A defendant's right to counsel is violated when a district court fails to obtain a written waiver of the right to counsel or make a record evidencing a refusal of counsel before requiring the defendant to represent himself at trial.
The opinion of the court was delivered by: Peterson, Judge
In this appeal from disorderly conduct and fifth-degree-assault convictions, appellant Mark Thomas Hawanchak argues that the district court violated his right to counsel when, without obtaining a waiver of his right to counsel, the court required him to represent himself at trial. Appellant also argues that the district court violated his right to counsel when it denied his request for appointed counsel. We reverse and remand for a new trial.
Appellant was charged with three counts of fifth-degree assault and one count of disorderly conduct, all misdemeanor charges, stemming from an incident that occurred on May 11, 2002. When appellant was arraigned, he was informed of his constitutional rights, including his right to be represented by counsel.
The week before trial, appellant applied for court-appointed counsel. Appellant reported that he was recently unemployed; had $8,000 in assets; and monthly expenses of $2,500. Appellant stated on the application form that he had "tried to hire two attorneys and could not afford either."

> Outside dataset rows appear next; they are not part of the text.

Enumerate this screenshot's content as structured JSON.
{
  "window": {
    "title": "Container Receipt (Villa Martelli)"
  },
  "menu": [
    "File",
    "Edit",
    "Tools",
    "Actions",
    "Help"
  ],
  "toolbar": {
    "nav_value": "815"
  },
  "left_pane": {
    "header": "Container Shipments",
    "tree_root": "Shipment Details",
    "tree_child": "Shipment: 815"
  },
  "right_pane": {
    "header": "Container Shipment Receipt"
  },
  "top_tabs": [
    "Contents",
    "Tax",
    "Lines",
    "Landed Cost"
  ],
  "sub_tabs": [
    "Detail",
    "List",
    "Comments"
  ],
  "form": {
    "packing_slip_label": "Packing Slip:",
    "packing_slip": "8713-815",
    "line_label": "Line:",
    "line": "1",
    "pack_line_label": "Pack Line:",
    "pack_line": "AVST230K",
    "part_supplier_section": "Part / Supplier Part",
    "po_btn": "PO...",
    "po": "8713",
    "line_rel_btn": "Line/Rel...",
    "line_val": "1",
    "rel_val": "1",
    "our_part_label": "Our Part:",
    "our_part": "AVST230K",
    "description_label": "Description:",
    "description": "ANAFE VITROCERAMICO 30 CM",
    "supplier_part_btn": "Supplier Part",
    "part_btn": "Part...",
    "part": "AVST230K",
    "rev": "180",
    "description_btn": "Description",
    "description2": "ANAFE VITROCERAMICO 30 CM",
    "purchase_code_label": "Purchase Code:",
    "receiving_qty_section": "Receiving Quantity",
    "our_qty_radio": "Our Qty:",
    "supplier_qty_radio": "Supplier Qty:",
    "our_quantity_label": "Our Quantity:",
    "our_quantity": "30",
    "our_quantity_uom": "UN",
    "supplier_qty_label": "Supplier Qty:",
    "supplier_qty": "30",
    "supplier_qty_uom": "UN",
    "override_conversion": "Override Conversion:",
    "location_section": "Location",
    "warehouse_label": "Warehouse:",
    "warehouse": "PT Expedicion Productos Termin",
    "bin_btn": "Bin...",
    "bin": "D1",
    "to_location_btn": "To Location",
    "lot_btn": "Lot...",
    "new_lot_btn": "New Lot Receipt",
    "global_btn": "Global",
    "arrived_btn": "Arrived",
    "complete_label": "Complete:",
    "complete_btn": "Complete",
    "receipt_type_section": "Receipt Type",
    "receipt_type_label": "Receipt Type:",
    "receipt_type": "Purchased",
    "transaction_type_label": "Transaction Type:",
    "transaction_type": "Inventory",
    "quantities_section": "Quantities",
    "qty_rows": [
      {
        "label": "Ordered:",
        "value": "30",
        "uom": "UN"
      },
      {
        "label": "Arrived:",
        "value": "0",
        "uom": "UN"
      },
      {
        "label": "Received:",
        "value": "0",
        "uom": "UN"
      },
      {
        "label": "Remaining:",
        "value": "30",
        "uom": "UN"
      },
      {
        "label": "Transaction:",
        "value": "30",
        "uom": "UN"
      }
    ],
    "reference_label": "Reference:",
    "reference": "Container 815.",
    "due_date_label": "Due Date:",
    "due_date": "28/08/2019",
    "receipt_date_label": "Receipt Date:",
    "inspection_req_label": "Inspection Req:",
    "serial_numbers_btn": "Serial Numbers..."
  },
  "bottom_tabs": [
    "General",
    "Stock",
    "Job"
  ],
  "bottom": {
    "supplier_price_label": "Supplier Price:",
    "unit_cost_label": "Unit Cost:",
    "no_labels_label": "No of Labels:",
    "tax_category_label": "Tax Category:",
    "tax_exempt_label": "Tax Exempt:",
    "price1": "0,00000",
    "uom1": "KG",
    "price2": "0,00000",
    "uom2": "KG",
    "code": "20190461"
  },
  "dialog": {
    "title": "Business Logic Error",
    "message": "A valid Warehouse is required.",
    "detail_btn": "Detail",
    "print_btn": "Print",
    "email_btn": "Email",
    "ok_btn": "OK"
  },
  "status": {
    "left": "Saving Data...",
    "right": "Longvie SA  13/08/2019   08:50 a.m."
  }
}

On December 6, 2002, the district court granted appellant's request for the services of a public defender, subject to a determination of whether appellant would be required to reimburse the state for part of the cost of his defense. Appellant's application and the district court order were apparently misplaced, and on December 9, 2002, the first day of trial, appellant submitted a second application that was substantially the same as the first, but reported additional assets and liabilities. Appellant reported that he owned real estate valued at $109,000; had a mortgage in the amount of $150,000;*fn1 and owned two vehicles valued at $20,000 each.
Before the trial began, the district court instructed appellant about trial procedure, and appellant asked about his court-appointed counsel:
[APPELLANT]: Can I—I would like an opportunity to find out what happened to ...